A long time will pass before we forget the unintentionally ironic signs held up a few years ago during health care reform protests that read, “Keep Government out of Medicare.” The signs would have been humorous if they didn’t betray a deep disconnect between public services we all rely on and the tax system that makes them possible. And in truth, that disconnect is what makes talking taxes a tough sell at times. But we persist.
As highlighted in other blog posts, 2014 yielded state tax fairness victories and some setbacks. Federal tax policy, unfortunately, continues to be an uphill battle as we face well-heeled lobbyists who are just as invested in reducing taxes for the wealthy and corporations as we are in pursuing fair tax policies that raise enough revenue to meet the nation’s critical priorities.
Supply Side Theory Debunked
Real-live experiments and expert analyses have repeatedly debunked supply side theories, including a May analysis by ITEP. Our targeted work in states helped beat back harmful tax proposals, including producing analyses of various state tax cut proposals that would disproportionately benefit businesses and the wealthy. In Tennessee, for example, a Grover Norquist/Koch brothers-backed effort to abolish the Hall tax, a state tax on capital gains and dividends, fortunately failed. The proposal would have been a boon to the state’s richest residents while starving local governments of resources necessary for essential public services, not to mention it would have made Tennessee’s tax system more regressive than it already is.
We were among the first to raise the alarm in 2012 (and continued to do so through 2014) with analyses highlighting the negative short- and long-term implications of drastic tax cuts Kansas Gov. Sam Brownback’s showered on the wealthy and business.
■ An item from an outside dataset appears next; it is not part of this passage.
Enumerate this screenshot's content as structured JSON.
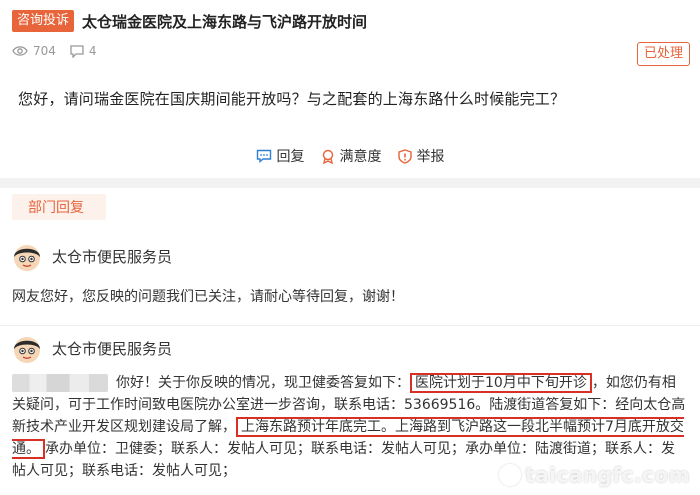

It remains important to keep up the drumbeat about the negative effects of top-heavy tax cuts since this trend is not unique to prairie and southern states. Ohio, Missouri, North Carolina and Wisconsin, to name a few, are all states that explored lopsided tax cuts in 2014.
The Gas Tax Needs Reform
The notion that there’s only an upside to tax cuts and no long-term implications (failure to raise enough revenue to fund critical priorities) makes a bitter pill for some to swallow when our analyses conclude that certain taxes should be raised. The federal gas tax, currently 18.3 cents a gallon, has remained at the same level since 1993, the first year of the Clinton Administration. And many states also have outdated gas taxes. The tax is a critical source of funding for our nation’s transportation system, yet the tax is fundamentally flawed.
Corporate Tax Dodging
Our corporate tax is also deeply flawed because it allows profitable corporations to get away with paying little or no tax, depriving the nation of revenue necessary to adequately fund programs and services. The $2 trillion that corporations are stashing offshore, avoiding about $550 billion in taxes, is cause enough to call for closing loopholes in our tax code.
After pharmaceutical giant Pfizer and, later, major drug store chain Walgreen Co. announced plans to undergo corporate inversions, CTJ rang the alarm bells. These deals, of course, are a farce as they involve U.S.-based multinationals merging with or purchasing smaller foreign-based corporations and then filing paperwork and claiming they are no longer based in the United States. Pfizer’s deal ultimately failed and Walgreen reversed its decision in no small part due to public pressure. But other companies, including Burger King and Medtronic finalized deals.
While some members of Congress introduced legislation to stop this practice, it failed to gain any real traction. Eventually the Treasury Department announced a rule intended to prevent some inversions, but, as we noted, a rule helps but is not enough. A company’s decision to invert usually comes after a long history of tax dodging.
Even if the United States is not yet cracking down on corporate tax dodgers, foreign entities are beginning to scrutinize major corporations. The International Committee of Investigative Journalists released two major reports that highlighted how Luxembourg, one of 12 notorious tax havens, enables corporate tax dodging.
Giving Away the Store to Corporations
A piece of tax legislation that members of Congress managed to agree upon, however, was a $42 billion giveaway to corporations passed just before members adjourned. The bill mostly benefits business but includes some token giveaways to middle-class people that allow lawmakers to put the patina of middle-class tax breaks on it. The bill began as an $85 billion measure, then a $450 billion measure until it took its final form. Unfortunately, we’ll get to see this play out all over again in 2015 since the bill was largely retroactive and expires Dec. 31, 2014.
The Way Forward
The decisions that federal and state lawmakers make regarding taxes deserve scrutiny, particularly in this era of widening income inequality. The rising tide of public anger over corporate tax dodging and the abject failure of supply side experiments in states like Kansas lead us to hope that our continued fight for tax justice will lead to fairer tax policies in 2015 and beyond.